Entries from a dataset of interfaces
☆ ☆ ☆ ☆ ☆ ☆ ☆

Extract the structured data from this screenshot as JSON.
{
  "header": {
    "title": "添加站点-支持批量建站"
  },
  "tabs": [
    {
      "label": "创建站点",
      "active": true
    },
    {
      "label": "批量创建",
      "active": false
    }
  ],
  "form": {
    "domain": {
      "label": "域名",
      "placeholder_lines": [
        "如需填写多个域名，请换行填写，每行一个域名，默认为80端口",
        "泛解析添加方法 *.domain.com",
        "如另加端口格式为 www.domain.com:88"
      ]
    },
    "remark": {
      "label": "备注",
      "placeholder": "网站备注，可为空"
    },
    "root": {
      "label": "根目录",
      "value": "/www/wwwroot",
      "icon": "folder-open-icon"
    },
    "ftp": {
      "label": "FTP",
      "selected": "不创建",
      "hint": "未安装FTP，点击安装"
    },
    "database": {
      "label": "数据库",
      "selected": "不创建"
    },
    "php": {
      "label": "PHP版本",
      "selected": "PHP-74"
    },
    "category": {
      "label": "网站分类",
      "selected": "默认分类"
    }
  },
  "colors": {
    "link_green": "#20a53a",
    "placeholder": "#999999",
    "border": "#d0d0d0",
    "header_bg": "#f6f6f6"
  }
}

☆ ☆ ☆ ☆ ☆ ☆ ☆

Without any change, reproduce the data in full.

RESPONSE AREA.
Extract the structured data from this screenshot as JSON.
{
  "header": {
    "title": "添加站点-支持批量建站"
  },
  "tabs": [
    {
      "label": "创建站点",
      "active": true
    },
    {
      "label": "批量创建",
      "active": false
    }
  ],
  "form": {
    "domain": {
      "label": "域名",
      "placeholder_lines": [
        "如需填写多个域名，请换行填写，每行一个域名，默认为80端口",
        "泛解析添加方法 *.domain.com",
        "如另加端口格式为 www.domain.com:88"
      ]
    },
    "remark": {
      "label": "备注",
      "placeholder": "网站备注，可为空"
    },
    "root": {
      "label": "根目录",
      "value": "/www/wwwroot",
      "icon": "folder-open-icon"
    },
    "ftp": {
      "label": "FTP",
      "selected": "不创建",
      "hint": "未安装FTP，点击安装"
    },
    "database": {
      "label": "数据库",
      "selected": "不创建"
    },
    "php": {
      "label": "PHP版本",
      "selected": "PHP-74"
    },
    "category": {
      "label": "网站分类",
      "selected": "默认分类"
    }
  },
  "colors": {
    "link_green": "#20a53a",
    "placeholder": "#999999",
    "border": "#d0d0d0",
    "header_bg": "#f6f6f6"
  }
}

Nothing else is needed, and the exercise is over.